I was browsing through my news feeds recently when I ran across this topic in an advice column. The questions was, in a nutshell, whether diners were obliged to tip for takeout food. Not delivery, but takeout. Here’s part of the response:
You should tip for takeout, because filling your order takes work. Someone has to take your order over the phone, and that order could be an extra-crispy, extra-sauce, half-anchovy sausage pizza–in other words, complicated. Or worse, it could be vague: “Yeah, I don’t have your menu in front of me, but do you have, like, a tofu in peanut sauce type dish?”
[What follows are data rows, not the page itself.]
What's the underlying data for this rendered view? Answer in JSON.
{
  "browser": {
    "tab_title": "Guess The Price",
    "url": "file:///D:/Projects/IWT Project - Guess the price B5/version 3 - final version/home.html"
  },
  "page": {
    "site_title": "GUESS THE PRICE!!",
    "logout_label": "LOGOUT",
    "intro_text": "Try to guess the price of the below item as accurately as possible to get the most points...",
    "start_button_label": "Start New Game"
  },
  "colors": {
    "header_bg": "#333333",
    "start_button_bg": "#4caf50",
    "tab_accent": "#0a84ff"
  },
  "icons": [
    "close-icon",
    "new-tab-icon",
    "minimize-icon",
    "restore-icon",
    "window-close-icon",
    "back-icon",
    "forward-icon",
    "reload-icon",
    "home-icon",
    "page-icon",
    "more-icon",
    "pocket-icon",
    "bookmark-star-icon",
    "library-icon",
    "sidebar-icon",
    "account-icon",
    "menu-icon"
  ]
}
Assembling the order is more trouble than many people realize, says Patrick Maguire, who has worked in the restaurant industry for 10 years: “You have to accommodate any special requests, like ensure any dressings are on the side, package the whole thing up properly so nothing spills, and keep items separate so the bread doesn’t get soggy.” Some dishes, like curry, can just be shoveled into a container, but some need to be nicely arranged. As Dublanica says, “You don’t want your vegetables and potatoes and steak mashed together in a lump.”
When the person taking your order is a server and the restaurant is busy, there’s an opportunity cost for him in taking your order. While he’s wrapping up your Peking duck or burger and curly fries, he could be serving customers at a table and earning a real tip. […] As when tipping for a latte, you should also reward the person with a smile and friendly remark.
In all of the examples provided above, the servers are merely performing the tasks they were hired to do. It’s their job. That’s why it’s called work. The restaurant exists to serve me, the consumer. Not the other way around. They should want to answer my questions and indulge my whims to win my favor and, most importantly, my repeat business.
This argument would only make sense if there was no wage beyond tips for people in the service industry. That’s not the case. Restaurant staff get paid to take my call. They get paid to cook my food. They get paid to box it up and bag it. They get paid to ring up my bill. They get paid to hand me my order. They even get paid to reward me with “a smile and friendly remark.” Their pay comes from a portion of the money I give them in exchange for their products and services. We consumers tip for impressive service for which we’re grateful. That’s why it’s called gratuity. Taking my money and handing me my order doesn’t exactly leave an impression. I get the same impression from every gas station and grocery store cashier I run across. Are we supposed to tip them?
I’m grateful that a guy picks up my trash on Tuesdays, but I’m not expected to tip him just because his job stinks. I already contribute to his salary with my hefty tax bill, and he’s not entitled to more of my money just because he didn’t screw anything up. I’m sure you’re grateful you haven’t been poisoned by improperly filled prescriptions, but does that mean you’re obliged to tip your pharmacist? Do you feel compelled to butter her up with extra money because she has to sometimes “accommodate special requests?” If you walk into your dry cleaners and the clerk takes your ticket, swipes your card, and hands you your clothes, is he entitled to extra money merely because “assembling the order is more trouble than many people realize?” I don’t think so.
This growing entitlement mentality has less to do with fairness and more to do with pretentious people wanting to appear empathetic. Empathy is the currency of emoted narcissists, so much so that it was parodied on the satirical blog, Stuff White People Like. By publicly chiding others for not caring as much as they do for the less-fortunate, they solidify their credentials as passionate protectors of the pitiful. I have news for them; this isn’t colonial India. Busboys, cooks, bartenders and waiters aren’t born into a food service caste. If they don’t like their jobs and their abnormal wage system, they can seek employment elsewhere. Hard-working people like me shouldn’t be shamed into subsidizing them.
If other people want to run around handing ones and fives to everyone they meet, then that’s fine by me. But the ‘holier-than-thou’ routine is wearing a little thin, especially in an economy that has most consumers living on razor-thin budgets. I tip a minimum of 20% for good service. I even go so far as to tip 15% for poor service, but I’m not going to tip for no service. A simple “thank you” should suffice.